DIRECTIONS FOR THIS TASK →
Tell me how many lines in the entries below contain the word "Goose"; reply with the number and nothing else.

Data excerpts →

:::

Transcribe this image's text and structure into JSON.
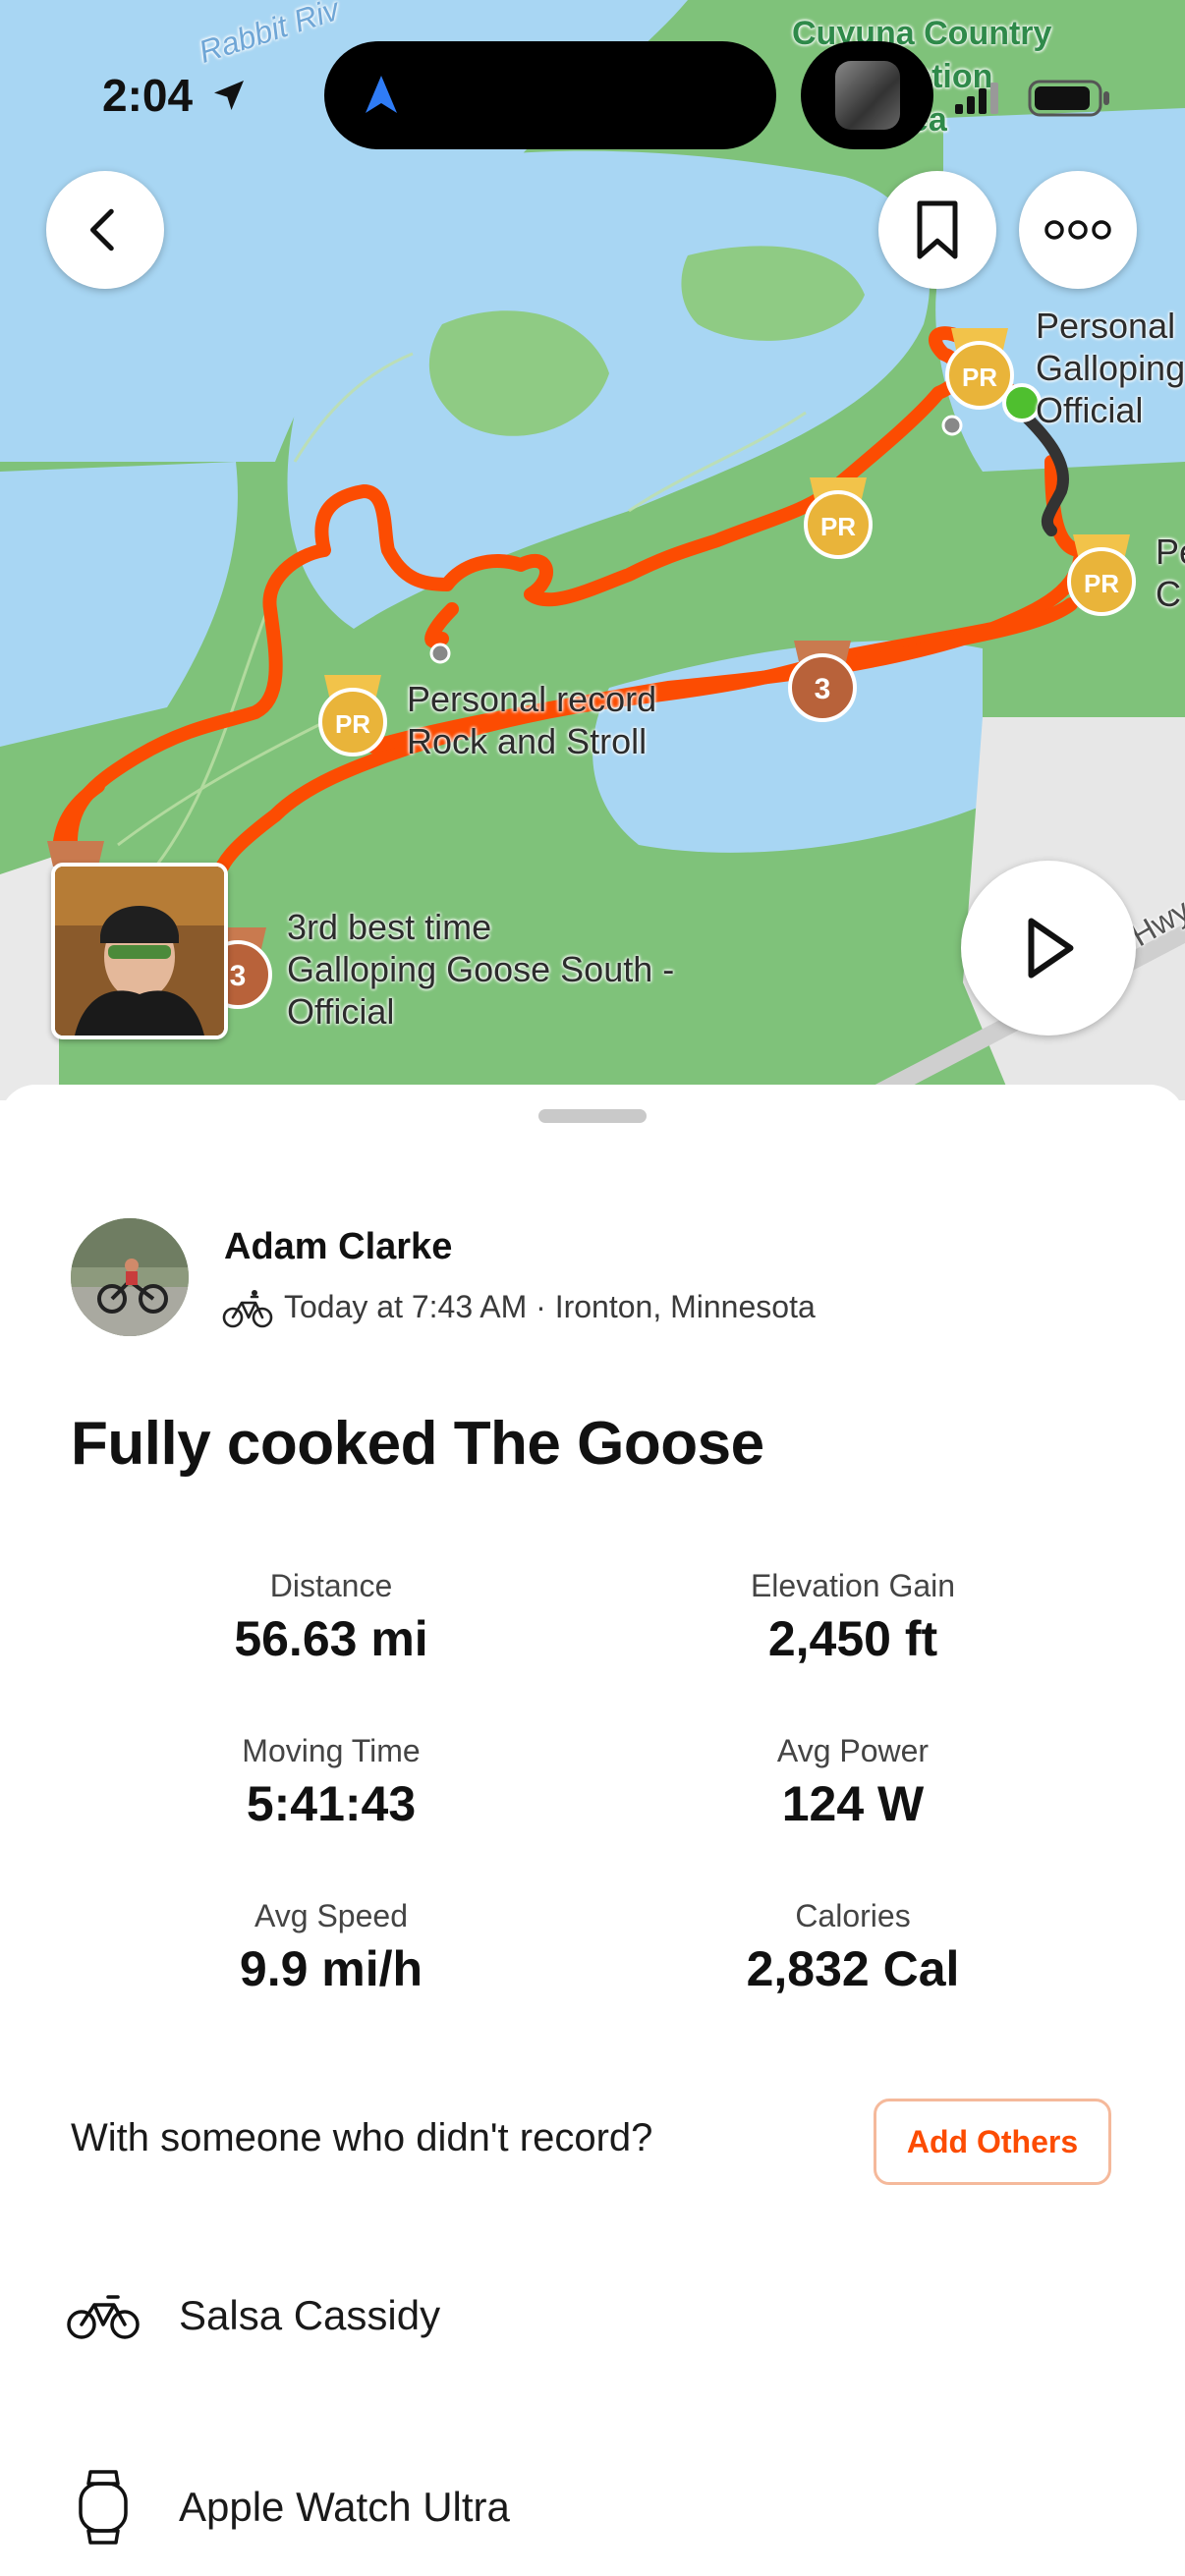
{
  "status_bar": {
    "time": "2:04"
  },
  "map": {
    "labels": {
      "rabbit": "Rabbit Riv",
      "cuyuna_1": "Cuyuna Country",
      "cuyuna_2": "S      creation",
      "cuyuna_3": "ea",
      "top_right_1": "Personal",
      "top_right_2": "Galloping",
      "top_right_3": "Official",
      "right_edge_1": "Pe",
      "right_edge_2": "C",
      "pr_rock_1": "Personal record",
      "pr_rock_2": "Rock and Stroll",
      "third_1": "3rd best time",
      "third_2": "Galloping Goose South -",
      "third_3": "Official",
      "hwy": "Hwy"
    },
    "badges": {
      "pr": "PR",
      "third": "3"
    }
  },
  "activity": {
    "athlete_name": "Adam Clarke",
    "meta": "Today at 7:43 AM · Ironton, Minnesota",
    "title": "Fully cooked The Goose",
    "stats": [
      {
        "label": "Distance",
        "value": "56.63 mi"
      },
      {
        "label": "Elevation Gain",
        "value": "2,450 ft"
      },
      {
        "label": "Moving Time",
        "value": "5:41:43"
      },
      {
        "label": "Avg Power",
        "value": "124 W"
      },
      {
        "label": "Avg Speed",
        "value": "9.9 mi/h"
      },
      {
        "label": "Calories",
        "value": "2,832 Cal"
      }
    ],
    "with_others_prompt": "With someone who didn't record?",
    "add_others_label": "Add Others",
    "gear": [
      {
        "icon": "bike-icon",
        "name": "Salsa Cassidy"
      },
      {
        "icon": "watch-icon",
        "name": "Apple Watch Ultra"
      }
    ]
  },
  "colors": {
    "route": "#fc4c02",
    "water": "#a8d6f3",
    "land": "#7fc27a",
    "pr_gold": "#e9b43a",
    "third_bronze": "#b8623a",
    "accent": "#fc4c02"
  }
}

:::

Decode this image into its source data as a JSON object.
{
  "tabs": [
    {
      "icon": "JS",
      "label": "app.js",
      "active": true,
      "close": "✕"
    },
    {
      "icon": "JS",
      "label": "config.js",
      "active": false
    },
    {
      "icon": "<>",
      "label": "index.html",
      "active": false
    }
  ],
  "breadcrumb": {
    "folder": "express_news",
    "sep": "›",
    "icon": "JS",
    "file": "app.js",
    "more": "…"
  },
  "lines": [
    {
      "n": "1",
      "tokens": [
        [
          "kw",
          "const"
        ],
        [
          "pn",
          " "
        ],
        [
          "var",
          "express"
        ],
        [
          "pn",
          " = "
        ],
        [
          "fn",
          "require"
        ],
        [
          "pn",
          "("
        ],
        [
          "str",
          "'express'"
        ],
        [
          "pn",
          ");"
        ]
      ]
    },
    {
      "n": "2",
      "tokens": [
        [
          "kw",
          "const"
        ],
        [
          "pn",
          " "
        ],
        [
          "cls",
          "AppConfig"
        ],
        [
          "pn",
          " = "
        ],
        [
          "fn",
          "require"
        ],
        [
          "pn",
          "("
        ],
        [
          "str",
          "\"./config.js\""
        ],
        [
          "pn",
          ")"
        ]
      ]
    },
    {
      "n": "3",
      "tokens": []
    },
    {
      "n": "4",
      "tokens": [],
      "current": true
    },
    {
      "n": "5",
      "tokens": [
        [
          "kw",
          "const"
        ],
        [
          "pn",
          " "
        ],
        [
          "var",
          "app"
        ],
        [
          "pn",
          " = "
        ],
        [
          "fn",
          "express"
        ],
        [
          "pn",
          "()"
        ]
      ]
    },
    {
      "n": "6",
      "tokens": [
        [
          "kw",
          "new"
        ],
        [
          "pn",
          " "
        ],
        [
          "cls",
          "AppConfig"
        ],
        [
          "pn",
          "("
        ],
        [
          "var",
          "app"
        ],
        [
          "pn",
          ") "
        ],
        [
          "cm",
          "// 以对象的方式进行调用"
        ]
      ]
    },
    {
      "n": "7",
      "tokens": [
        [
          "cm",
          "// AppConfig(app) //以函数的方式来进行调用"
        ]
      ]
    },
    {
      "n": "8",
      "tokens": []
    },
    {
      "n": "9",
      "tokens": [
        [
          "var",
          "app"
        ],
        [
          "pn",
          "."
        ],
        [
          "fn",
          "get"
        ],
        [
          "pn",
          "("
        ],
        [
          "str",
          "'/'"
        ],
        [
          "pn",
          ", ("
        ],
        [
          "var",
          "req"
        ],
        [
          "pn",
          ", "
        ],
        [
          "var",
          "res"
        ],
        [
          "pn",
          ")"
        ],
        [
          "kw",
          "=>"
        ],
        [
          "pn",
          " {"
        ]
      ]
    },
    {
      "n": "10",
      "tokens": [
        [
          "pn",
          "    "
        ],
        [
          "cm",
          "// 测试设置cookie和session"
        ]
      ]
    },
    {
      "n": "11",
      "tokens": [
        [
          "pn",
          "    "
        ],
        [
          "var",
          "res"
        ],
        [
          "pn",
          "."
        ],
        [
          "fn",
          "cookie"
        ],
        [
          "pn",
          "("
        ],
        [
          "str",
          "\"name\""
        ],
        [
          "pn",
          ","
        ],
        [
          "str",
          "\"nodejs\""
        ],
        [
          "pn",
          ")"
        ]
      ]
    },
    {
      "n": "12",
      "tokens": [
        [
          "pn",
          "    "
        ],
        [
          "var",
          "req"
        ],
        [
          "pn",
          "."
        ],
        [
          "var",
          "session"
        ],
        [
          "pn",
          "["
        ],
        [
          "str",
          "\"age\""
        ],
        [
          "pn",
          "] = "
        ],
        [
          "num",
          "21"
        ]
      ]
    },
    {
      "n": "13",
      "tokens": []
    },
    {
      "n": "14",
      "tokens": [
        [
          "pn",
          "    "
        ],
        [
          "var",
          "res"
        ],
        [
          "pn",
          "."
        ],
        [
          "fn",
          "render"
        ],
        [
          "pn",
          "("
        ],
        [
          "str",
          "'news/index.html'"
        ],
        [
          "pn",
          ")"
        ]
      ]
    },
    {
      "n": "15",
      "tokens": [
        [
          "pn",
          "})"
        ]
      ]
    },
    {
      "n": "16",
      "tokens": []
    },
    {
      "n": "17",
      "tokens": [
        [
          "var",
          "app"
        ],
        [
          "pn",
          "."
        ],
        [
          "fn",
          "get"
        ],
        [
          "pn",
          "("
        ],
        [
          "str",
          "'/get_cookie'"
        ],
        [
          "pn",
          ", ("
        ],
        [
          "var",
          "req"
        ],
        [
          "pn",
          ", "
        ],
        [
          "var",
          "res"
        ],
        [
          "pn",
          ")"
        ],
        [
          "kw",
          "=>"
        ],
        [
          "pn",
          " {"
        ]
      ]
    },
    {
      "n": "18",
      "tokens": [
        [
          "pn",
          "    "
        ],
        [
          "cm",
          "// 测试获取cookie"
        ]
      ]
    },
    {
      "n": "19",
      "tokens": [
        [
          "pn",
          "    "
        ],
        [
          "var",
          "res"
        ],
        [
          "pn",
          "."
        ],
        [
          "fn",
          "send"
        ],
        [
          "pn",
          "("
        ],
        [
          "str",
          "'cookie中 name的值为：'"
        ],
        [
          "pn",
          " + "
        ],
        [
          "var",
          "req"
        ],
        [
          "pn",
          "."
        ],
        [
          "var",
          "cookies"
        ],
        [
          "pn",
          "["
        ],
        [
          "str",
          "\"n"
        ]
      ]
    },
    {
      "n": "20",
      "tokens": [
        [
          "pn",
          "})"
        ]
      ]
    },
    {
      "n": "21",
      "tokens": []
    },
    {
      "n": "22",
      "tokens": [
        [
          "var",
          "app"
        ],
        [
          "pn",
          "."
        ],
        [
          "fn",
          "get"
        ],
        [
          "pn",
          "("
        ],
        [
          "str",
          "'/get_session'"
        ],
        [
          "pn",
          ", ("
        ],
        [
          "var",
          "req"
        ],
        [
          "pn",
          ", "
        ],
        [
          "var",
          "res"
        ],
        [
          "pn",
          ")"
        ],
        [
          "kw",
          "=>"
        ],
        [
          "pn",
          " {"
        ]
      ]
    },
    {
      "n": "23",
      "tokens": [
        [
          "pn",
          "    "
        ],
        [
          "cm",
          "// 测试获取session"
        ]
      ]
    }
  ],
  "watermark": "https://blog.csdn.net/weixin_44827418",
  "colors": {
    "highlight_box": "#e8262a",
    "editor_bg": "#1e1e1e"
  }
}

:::

ANSWER TO THE PROBLEM →
2